PM gets into the swing of Sikh spring

Anthony Albanese donned a traditional turban at celebrations for the Sikh spring festival Vaisakhi.

Anthony Albanese donned a traditional turban at celebrations for the Sikh spring festival Vaisakhi. Photo: AAP

Prime Minister Anthony Albanese has donned a traditional Indian turban to acknowledge his respect while attending celebrations for the Sikh spring festival Vaisakhi and the 10th anniversary of charity Sikh Volunteers Australia.

Albanese joined Victorian Premier Jacinta Allan and federal MPs Julian Hill, who represents Bruce, and Cassandra Fernando, for Holt, in attending the Melbourne events, along with a Sri Lankan New Year festival, on Sunday in Melbourne.

The two seats represent neighbouring electorates that take in Casey, one of Australia’s fastest-growing and rapidly changing council areas with a population of more than 400,000.

Albanese described Vaisakhi as an occasion of great religious significance to Sikh Australians but reserved special praise for Sikh Volunteers.

“During the bushfires, during floods, wherever there are issues confronting Australians, we see the best of the Australian character and there’s no community organisation that has done more,” he said.

“We see them whether it be here in Victoria, or up in Lismore, wherever there are floods or natural weather events, we see people putting their values into practice by providing that support to their fellow Australians who are in need.”

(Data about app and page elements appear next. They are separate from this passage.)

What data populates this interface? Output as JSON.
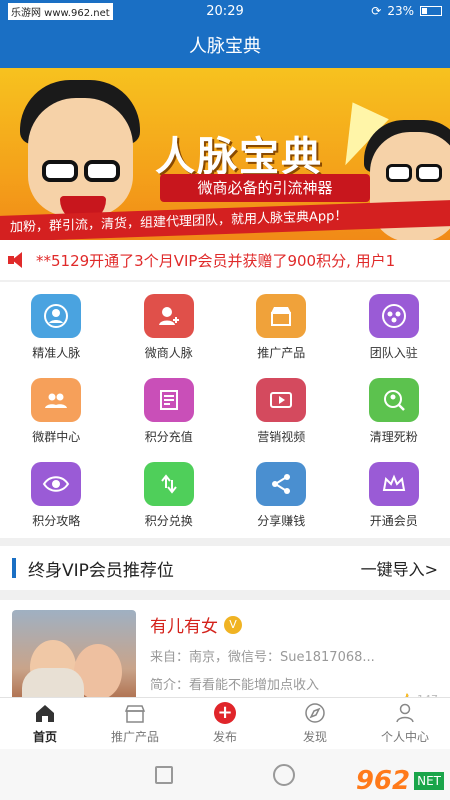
{
  "status_bar": {
    "watermark": "乐游网 www.962.net",
    "time": "20:29",
    "battery": "23%"
  },
  "header": {
    "title": "人脉宝典"
  },
  "banner": {
    "title": "人脉宝典",
    "tagline": "微商必备的引流神器",
    "ribbon": "加粉，群引流，清货，组建代理团队，就用人脉宝典App！"
  },
  "marquee": {
    "text": "**5129开通了3个月VIP会员并获赠了900积分, 用户1"
  },
  "features": [
    {
      "label": "精准人脉",
      "icon": "person-circle-icon",
      "color": "#4aa3e0"
    },
    {
      "label": "微商人脉",
      "icon": "add-person-icon",
      "color": "#e0504a"
    },
    {
      "label": "推广产品",
      "icon": "store-icon",
      "color": "#f0a23a"
    },
    {
      "label": "团队入驻",
      "icon": "team-icon",
      "color": "#9a5bd6"
    },
    {
      "label": "微群中心",
      "icon": "group-icon",
      "color": "#f6a05a"
    },
    {
      "label": "积分充值",
      "icon": "document-icon",
      "color": "#c94fb8"
    },
    {
      "label": "营销视频",
      "icon": "video-icon",
      "color": "#d44a5e"
    },
    {
      "label": "清理死粉",
      "icon": "clean-icon",
      "color": "#5cc24e"
    },
    {
      "label": "积分攻略",
      "icon": "eye-icon",
      "color": "#9a5bd6"
    },
    {
      "label": "积分兑换",
      "icon": "exchange-icon",
      "color": "#4fcf5a"
    },
    {
      "label": "分享赚钱",
      "icon": "share-icon",
      "color": "#4a8fd0"
    },
    {
      "label": "开通会员",
      "icon": "crown-icon",
      "color": "#9a5bd6"
    }
  ],
  "vip_section": {
    "title": "终身VIP会员推荐位",
    "action": "一键导入>"
  },
  "vip_card": {
    "name": "有儿有女",
    "badge": "V",
    "location": "来自：南京，微信号：Sue1817068...",
    "intro": "简介：看看能不能增加点收入",
    "views": "147"
  },
  "tabs": [
    {
      "label": "首页",
      "icon": "home-icon",
      "active": true
    },
    {
      "label": "推广产品",
      "icon": "store-icon",
      "active": false
    },
    {
      "label": "发布",
      "icon": "plus-icon",
      "active": false
    },
    {
      "label": "发现",
      "icon": "compass-icon",
      "active": false
    },
    {
      "label": "个人中心",
      "icon": "person-icon",
      "active": false
    }
  ],
  "footer_watermark": {
    "number": "962",
    "net": "NET",
    "site": "乐游网"
  },
  "colors": {
    "primary": "#1a6fc4",
    "accent": "#d4221b"
  }
}
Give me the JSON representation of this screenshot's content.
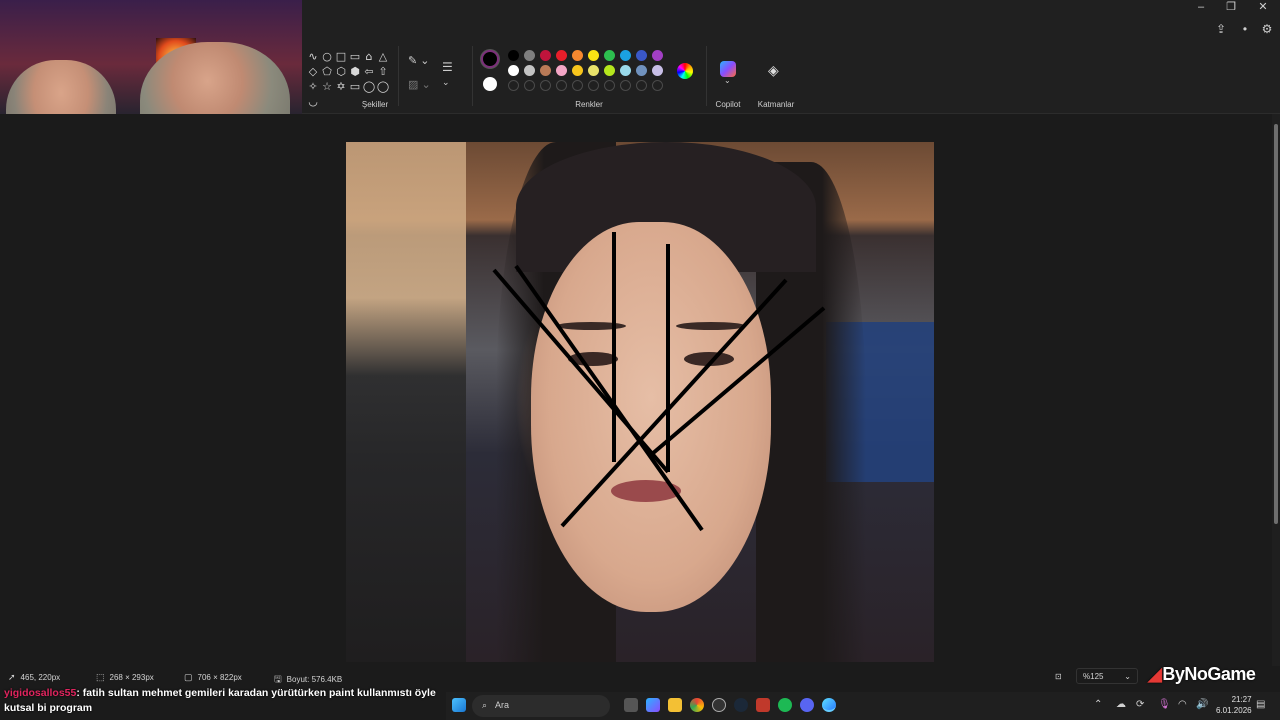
{
  "ribbon": {
    "shapes_label": "Şekiller",
    "colors_label": "Renkler",
    "copilot_label": "Copilot",
    "layers_label": "Katmanlar",
    "shape_glyphs": [
      "∿",
      "○",
      "□",
      "▭",
      "⌂",
      "△",
      "◇",
      "⬠",
      "⬡",
      "⬢",
      "⇦",
      "⇧",
      "✧",
      "☆",
      "✡",
      "▭",
      "◯",
      "◯",
      "◡"
    ],
    "palette": [
      "#000000",
      "#7f7f7f",
      "#c0143c",
      "#e81e2a",
      "#f7882f",
      "#fbe214",
      "#2dbf4f",
      "#1ba1e2",
      "#3a58c7",
      "#a23fc4",
      "#ffffff",
      "#c3c3c3",
      "#b97a57",
      "#f4a6c6",
      "#f8c51c",
      "#e9e26a",
      "#b5e61d",
      "#99d9ea",
      "#7092be",
      "#c8bfe7"
    ]
  },
  "window": {
    "minimize": "–",
    "maximize": "❐",
    "close": "✕"
  },
  "status": {
    "cursor_pos": "465, 220px",
    "selection_size": "268 × 293px",
    "canvas_size": "706 × 822px",
    "file_size": "Boyut: 576.4KB",
    "zoom": "%125"
  },
  "watermark": "ByNoGame",
  "chat": {
    "username": "yigidosallos55",
    "message": ": fatih sultan mehmet gemileri karadan yürütürken paint kullanmıstı öyle kutsal bi program"
  },
  "taskbar": {
    "search_placeholder": "Ara",
    "time": "21:27",
    "date": "6.01.2026"
  }
}
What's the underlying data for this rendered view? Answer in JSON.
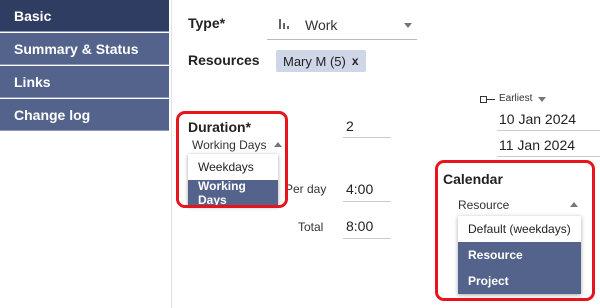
{
  "sidebar": {
    "items": [
      {
        "label": "Basic",
        "active": true
      },
      {
        "label": "Summary & Status"
      },
      {
        "label": "Links"
      },
      {
        "label": "Change log"
      }
    ]
  },
  "type": {
    "label": "Type*",
    "value": "Work",
    "icon": "bar-chart-icon"
  },
  "resources": {
    "label": "Resources",
    "chip": "Mary M (5)",
    "chip_remove": "x"
  },
  "duration": {
    "label": "Duration*",
    "value": "2",
    "unit_selected": "Working Days",
    "options": [
      "Weekdays",
      "Working Days"
    ],
    "selected_option": "Working Days"
  },
  "per_day": {
    "label": "Per day",
    "value": "4:00"
  },
  "total": {
    "label": "Total",
    "value": "8:00"
  },
  "constraint": {
    "label": "Earliest",
    "start_date": "10 Jan 2024",
    "end_date": "11 Jan 2024"
  },
  "calendar": {
    "label": "Calendar",
    "selected": "Resource",
    "options": [
      "Default (weekdays)",
      "Resource",
      "Project"
    ]
  },
  "colors": {
    "nav": "#54638c",
    "nav_active": "#2f3d63",
    "highlight": "#e8141c",
    "selected": "#54638c"
  }
}
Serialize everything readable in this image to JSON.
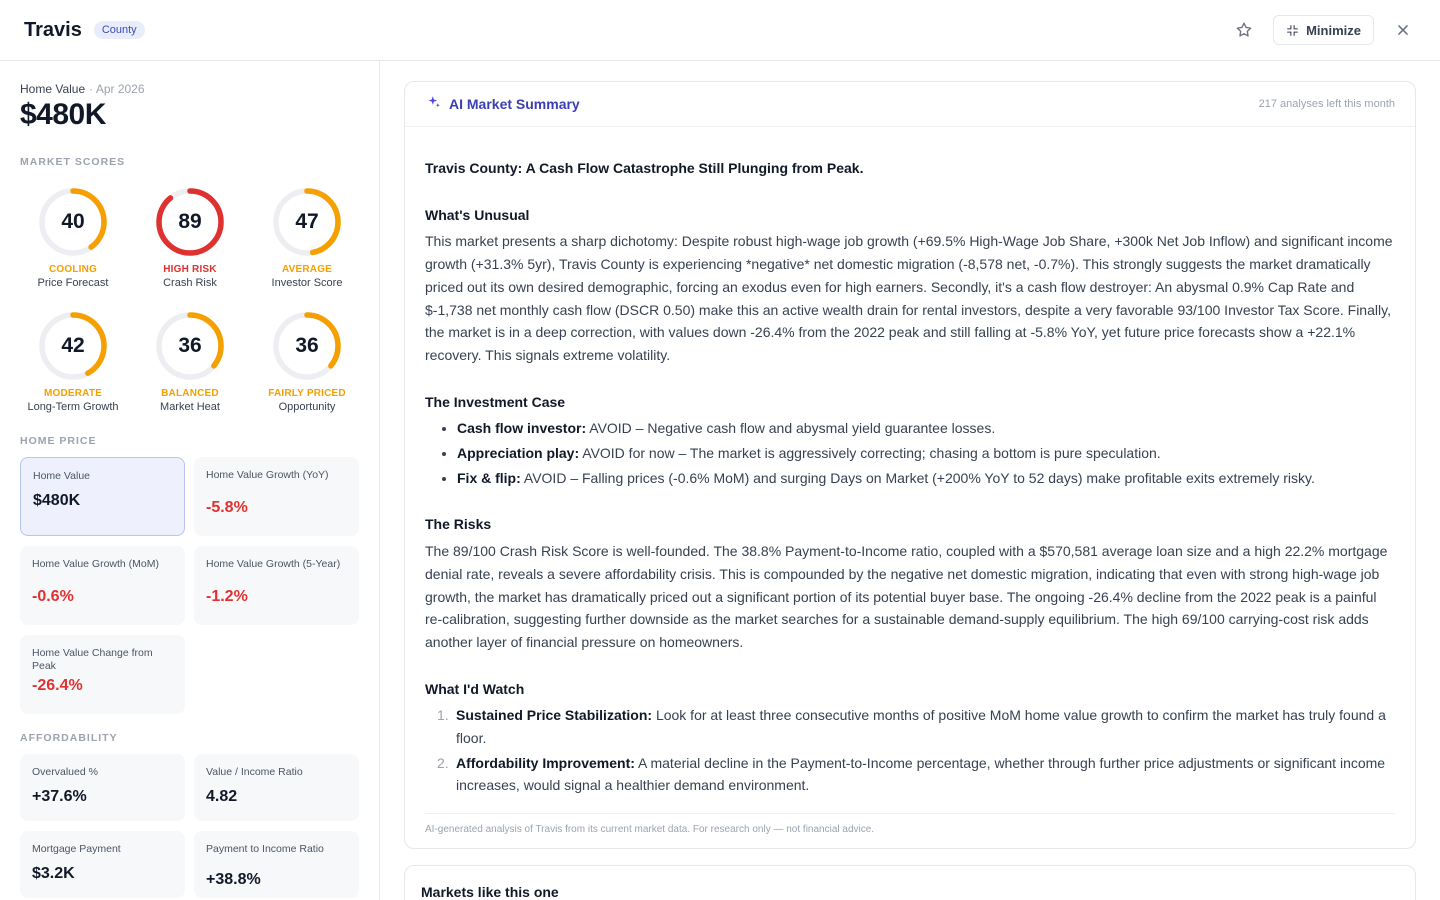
{
  "header": {
    "title": "Travis",
    "badge": "County",
    "minimize_label": "Minimize"
  },
  "home_value": {
    "label": "Home Value",
    "date": "· Apr 2026",
    "value": "$480K"
  },
  "market_scores": {
    "title": "Market Scores",
    "items": [
      {
        "score": 40,
        "status": "COOLING",
        "name": "Price Forecast",
        "color": "#f59f00"
      },
      {
        "score": 89,
        "status": "HIGH RISK",
        "name": "Crash Risk",
        "color": "#e03131"
      },
      {
        "score": 47,
        "status": "AVERAGE",
        "name": "Investor Score",
        "color": "#f59f00"
      },
      {
        "score": 42,
        "status": "MODERATE",
        "name": "Long-Term Growth",
        "color": "#f59f00"
      },
      {
        "score": 36,
        "status": "BALANCED",
        "name": "Market Heat",
        "color": "#f59f00"
      },
      {
        "score": 36,
        "status": "FAIRLY PRICED",
        "name": "Opportunity",
        "color": "#f59f00"
      }
    ]
  },
  "home_price": {
    "title": "Home Price",
    "cards": [
      {
        "label": "Home Value",
        "value": "$480K"
      },
      {
        "label": "Home Value Growth (YoY)",
        "value": "-5.8%"
      },
      {
        "label": "Home Value Growth (MoM)",
        "value": "-0.6%"
      },
      {
        "label": "Home Value Growth (5-Year)",
        "value": "-1.2%"
      },
      {
        "label": "Home Value Change from Peak",
        "value": "-26.4%"
      }
    ]
  },
  "affordability": {
    "title": "Affordability",
    "cards": [
      {
        "label": "Overvalued %",
        "value": "+37.6%"
      },
      {
        "label": "Value / Income Ratio",
        "value": "4.82"
      },
      {
        "label": "Mortgage Payment",
        "value": "$3.2K"
      },
      {
        "label": "Payment to Income Ratio",
        "value": "+38.8%"
      }
    ]
  },
  "ai_summary": {
    "title": "AI Market Summary",
    "analyses_left": "217 analyses left this month",
    "headline": "Travis County: A Cash Flow Catastrophe Still Plunging from Peak.",
    "unusual_title": "What's Unusual",
    "unusual_text": "This market presents a sharp dichotomy: Despite robust high-wage job growth (+69.5% High-Wage Job Share, +300k Net Job Inflow) and significant income growth (+31.3% 5yr), Travis County is experiencing *negative* net domestic migration (-8,578 net, -0.7%). This strongly suggests the market dramatically priced out its own desired demographic, forcing an exodus even for high earners. Secondly, it's a cash flow destroyer: An abysmal 0.9% Cap Rate and $-1,738 net monthly cash flow (DSCR 0.50) make this an active wealth drain for rental investors, despite a very favorable 93/100 Investor Tax Score. Finally, the market is in a deep correction, with values down -26.4% from the 2022 peak and still falling at -5.8% YoY, yet future price forecasts show a +22.1% recovery. This signals extreme volatility.",
    "case_title": "The Investment Case",
    "case_items": [
      {
        "label": "Cash flow investor:",
        "text": "AVOID – Negative cash flow and abysmal yield guarantee losses."
      },
      {
        "label": "Appreciation play:",
        "text": "AVOID for now – The market is aggressively correcting; chasing a bottom is pure speculation."
      },
      {
        "label": "Fix & flip:",
        "text": "AVOID – Falling prices (-0.6% MoM) and surging Days on Market (+200% YoY to 52 days) make profitable exits extremely risky."
      }
    ],
    "risks_title": "The Risks",
    "risks_text": "The 89/100 Crash Risk Score is well-founded. The 38.8% Payment-to-Income ratio, coupled with a $570,581 average loan size and a high 22.2% mortgage denial rate, reveals a severe affordability crisis. This is compounded by the negative net domestic migration, indicating that even with strong high-wage job growth, the market has dramatically priced out a significant portion of its potential buyer base. The ongoing -26.4% decline from the 2022 peak is a painful re-calibration, suggesting further downside as the market searches for a sustainable demand-supply equilibrium. The high 69/100 carrying-cost risk adds another layer of financial pressure on homeowners.",
    "watch_title": "What I'd Watch",
    "watch_items": [
      {
        "num": "1.",
        "label": "Sustained Price Stabilization:",
        "text": "Look for at least three consecutive months of positive MoM home value growth to confirm the market has truly found a floor."
      },
      {
        "num": "2.",
        "label": "Affordability Improvement:",
        "text": "A material decline in the Payment-to-Income percentage, whether through further price adjustments or significant income increases, would signal a healthier demand environment."
      }
    ],
    "disclaimer": "AI-generated analysis of Travis from its current market data. For research only — not financial advice."
  },
  "similar_markets": {
    "title": "Markets like this one"
  }
}
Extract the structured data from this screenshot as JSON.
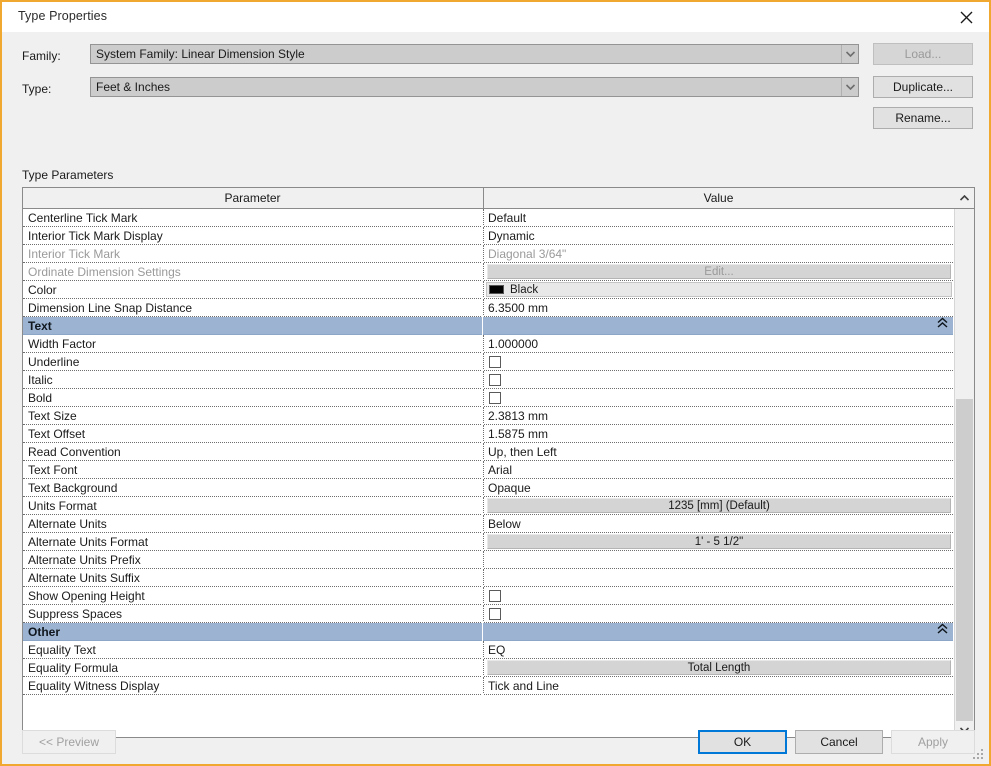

PM's Sikh New Year experience

Source: X/Anthony Albanese

Hill echoed the PM’s sentiments, noting the charity’s members had “become beloved to Australians”.

“Not just in Victoria, but in NSW and across the country for living their values and helping out time after time in natural disasters, the weekly food vans and so on, here in one of the most multicultural parts of Australia.”

The Melbourne-based operation has cooked and delivered hundreds of thousands of meals across the city and beyond, including up to 1500 a day during the city’s COVID-19 lockdowns.

Sikh Volunteers Australia delivers meals to anyone in need and volunteers often drive long distances to distribute food in places impacted by floods and fires.

Started up with 16 other first-generation migrants in 2014, the charity has grown to hundreds of people devoting their time without government support.


Stay informed, daily
A FREE subscription to The New Daily arrives every morning and evening.
The New Daily is a trusted source of national news and information and is provided free for all Australians. Read our editorial charter
Copyright © 2024 The New Daily.
All rights reserved.